On January 11th 2010, the White House declared January to be the National Slavery and Human Trafficking Awareness Month. North of the border, bipartisan efforts in Ontario have recently gained momentum in addressing the issue of modern slavery. Despite Ontario’s reputation as a relatively safer place, the province is not immune from the pandemic of human trafficking. Quite the opposite; 65% of human trafficking incidents reported by police in Canada have taken place in Ontario, despite the province representing 38% of the national population. By far, a majority of the forced labour performed by trafficked humans is sexual slavery. While human trafficking is popularly associated with international criminal activity, the reality is that approximately 93% of the victims of trafficking in Canada are Canadian women themselves.
Young girls, particularly those who have ran away from their parents or foster homes, are lured by traffickers who predominantly recruit online with promises of love, wealth and security. Once “recruited” into the sex trade, the women are often physically abused, permanently scarred or “branded” by their traffickers, and forcibly confined to hotel rooms and forced to perform sexual services endlessly. According to the Ontario Native Women’s Association, Aboriginal women are disproportionately represented among female victims of trafficking, owing in large part to systemic racism.
Although cities like Oakville, Milton and Burlington do not have a reputation for crime, human trafficking is prevalent in the municipal region. Much of this human trafficking is based on sexual slavery, with women, including teenagers, being forced into prostitution to earn money for their traffickers. While there are no apparent “red-light districts” in the region, a majority of this sexual slavery hides in plain sight. How is this possible? One case in point is the so-called Dynasty Wellness Centre in Milton. In March of 2016, this massage parlour was raided by the police, with the owner and a man suspected of purchasing sexual services arrested. But shady massage parlours are not the sole location of sexual trafficking in Halton. What makes human trafficking prevalent in Halton is its proximity to highway corridors, namely the QEW and 401, and the numerous motels and hotels that accompany the region.
In 2013, the Halton police department created the Human Trafficking Unit to combat human trafficking with an emphasis on sexual slavery. Since then, the number of cases filed has boomed: there were 80 cases files and 10 charges laid in 2013; in 2014, the unit had 200 files and 50 charges laid; by 2015, there were 175 files and 55 charges laid. In order to bolster its efforts to combat human trafficking, Halton police recruited Martin Dick, a former homicide detective from the UK, to spearhead the unit. Help has also come in the promise of legislation made to tackle this. In February 2016, Laurie Scott, an MPP from Haliburton-Kawartha Lakes-Brock, proposed Bill 158, otherwise known as the Saving the Girl Next Door Act. In an interview, Scott stated she was originally naïve about the issue before a lawyer she is acquainted with informed her of the nature of the trafficking crisis.

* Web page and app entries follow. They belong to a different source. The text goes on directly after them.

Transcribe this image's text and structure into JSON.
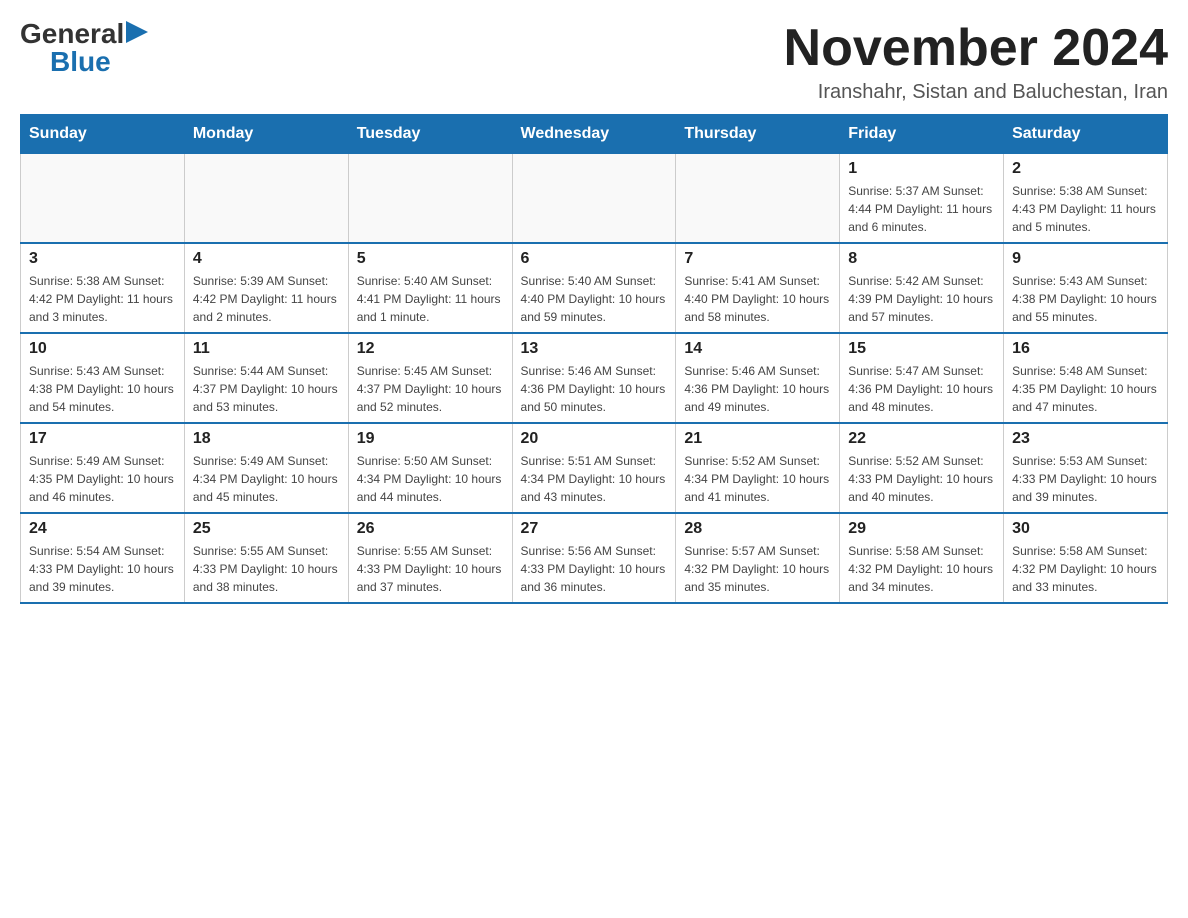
{
  "logo": {
    "general": "General",
    "blue": "Blue",
    "arrow": "▶"
  },
  "title": "November 2024",
  "subtitle": "Iranshahr, Sistan and Baluchestan, Iran",
  "headers": [
    "Sunday",
    "Monday",
    "Tuesday",
    "Wednesday",
    "Thursday",
    "Friday",
    "Saturday"
  ],
  "weeks": [
    [
      {
        "day": "",
        "info": ""
      },
      {
        "day": "",
        "info": ""
      },
      {
        "day": "",
        "info": ""
      },
      {
        "day": "",
        "info": ""
      },
      {
        "day": "",
        "info": ""
      },
      {
        "day": "1",
        "info": "Sunrise: 5:37 AM\nSunset: 4:44 PM\nDaylight: 11 hours and 6 minutes."
      },
      {
        "day": "2",
        "info": "Sunrise: 5:38 AM\nSunset: 4:43 PM\nDaylight: 11 hours and 5 minutes."
      }
    ],
    [
      {
        "day": "3",
        "info": "Sunrise: 5:38 AM\nSunset: 4:42 PM\nDaylight: 11 hours and 3 minutes."
      },
      {
        "day": "4",
        "info": "Sunrise: 5:39 AM\nSunset: 4:42 PM\nDaylight: 11 hours and 2 minutes."
      },
      {
        "day": "5",
        "info": "Sunrise: 5:40 AM\nSunset: 4:41 PM\nDaylight: 11 hours and 1 minute."
      },
      {
        "day": "6",
        "info": "Sunrise: 5:40 AM\nSunset: 4:40 PM\nDaylight: 10 hours and 59 minutes."
      },
      {
        "day": "7",
        "info": "Sunrise: 5:41 AM\nSunset: 4:40 PM\nDaylight: 10 hours and 58 minutes."
      },
      {
        "day": "8",
        "info": "Sunrise: 5:42 AM\nSunset: 4:39 PM\nDaylight: 10 hours and 57 minutes."
      },
      {
        "day": "9",
        "info": "Sunrise: 5:43 AM\nSunset: 4:38 PM\nDaylight: 10 hours and 55 minutes."
      }
    ],
    [
      {
        "day": "10",
        "info": "Sunrise: 5:43 AM\nSunset: 4:38 PM\nDaylight: 10 hours and 54 minutes."
      },
      {
        "day": "11",
        "info": "Sunrise: 5:44 AM\nSunset: 4:37 PM\nDaylight: 10 hours and 53 minutes."
      },
      {
        "day": "12",
        "info": "Sunrise: 5:45 AM\nSunset: 4:37 PM\nDaylight: 10 hours and 52 minutes."
      },
      {
        "day": "13",
        "info": "Sunrise: 5:46 AM\nSunset: 4:36 PM\nDaylight: 10 hours and 50 minutes."
      },
      {
        "day": "14",
        "info": "Sunrise: 5:46 AM\nSunset: 4:36 PM\nDaylight: 10 hours and 49 minutes."
      },
      {
        "day": "15",
        "info": "Sunrise: 5:47 AM\nSunset: 4:36 PM\nDaylight: 10 hours and 48 minutes."
      },
      {
        "day": "16",
        "info": "Sunrise: 5:48 AM\nSunset: 4:35 PM\nDaylight: 10 hours and 47 minutes."
      }
    ],
    [
      {
        "day": "17",
        "info": "Sunrise: 5:49 AM\nSunset: 4:35 PM\nDaylight: 10 hours and 46 minutes."
      },
      {
        "day": "18",
        "info": "Sunrise: 5:49 AM\nSunset: 4:34 PM\nDaylight: 10 hours and 45 minutes."
      },
      {
        "day": "19",
        "info": "Sunrise: 5:50 AM\nSunset: 4:34 PM\nDaylight: 10 hours and 44 minutes."
      },
      {
        "day": "20",
        "info": "Sunrise: 5:51 AM\nSunset: 4:34 PM\nDaylight: 10 hours and 43 minutes."
      },
      {
        "day": "21",
        "info": "Sunrise: 5:52 AM\nSunset: 4:34 PM\nDaylight: 10 hours and 41 minutes."
      },
      {
        "day": "22",
        "info": "Sunrise: 5:52 AM\nSunset: 4:33 PM\nDaylight: 10 hours and 40 minutes."
      },
      {
        "day": "23",
        "info": "Sunrise: 5:53 AM\nSunset: 4:33 PM\nDaylight: 10 hours and 39 minutes."
      }
    ],
    [
      {
        "day": "24",
        "info": "Sunrise: 5:54 AM\nSunset: 4:33 PM\nDaylight: 10 hours and 39 minutes."
      },
      {
        "day": "25",
        "info": "Sunrise: 5:55 AM\nSunset: 4:33 PM\nDaylight: 10 hours and 38 minutes."
      },
      {
        "day": "26",
        "info": "Sunrise: 5:55 AM\nSunset: 4:33 PM\nDaylight: 10 hours and 37 minutes."
      },
      {
        "day": "27",
        "info": "Sunrise: 5:56 AM\nSunset: 4:33 PM\nDaylight: 10 hours and 36 minutes."
      },
      {
        "day": "28",
        "info": "Sunrise: 5:57 AM\nSunset: 4:32 PM\nDaylight: 10 hours and 35 minutes."
      },
      {
        "day": "29",
        "info": "Sunrise: 5:58 AM\nSunset: 4:32 PM\nDaylight: 10 hours and 34 minutes."
      },
      {
        "day": "30",
        "info": "Sunrise: 5:58 AM\nSunset: 4:32 PM\nDaylight: 10 hours and 33 minutes."
      }
    ]
  ]
}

Scott said that the rate of trafficking is “growing at a rate that is horrific”. The objective of Bill 158 is three-fold: first, it would promote increased public awareness about the trafficking crisis; second, it would provide trafficking victims with a restraining order against their pimps; and third, it would include former traffickers into the sex offender registry, allowing the public to know if someone in their community was a trafficker. In June of 2016, the Ontario provincial government initiated a $72 million anti-trafficking strategy, a decision that was met with praise from Halton region law enforcement. According to Scott, the area where sex trafficking is most prevalent in Ontario is the municipalities along the 401 corridor, with the Peel region accounting for “62.4% of court cases involving sex trafficking in Ontario”. Since the Halton region is adjacent to Peel, the Oakville city council has enthusiastically complied with Bill 158, and voted in July of 2016 to support Laurie Scott’s legislation. Ward 5 Town Councillor Marc Grant moved to support the bill, saying that it would provide law enforcement with the means to “combat the exploitation of a vulnerable sector and protect our daughters and sisters and friends”.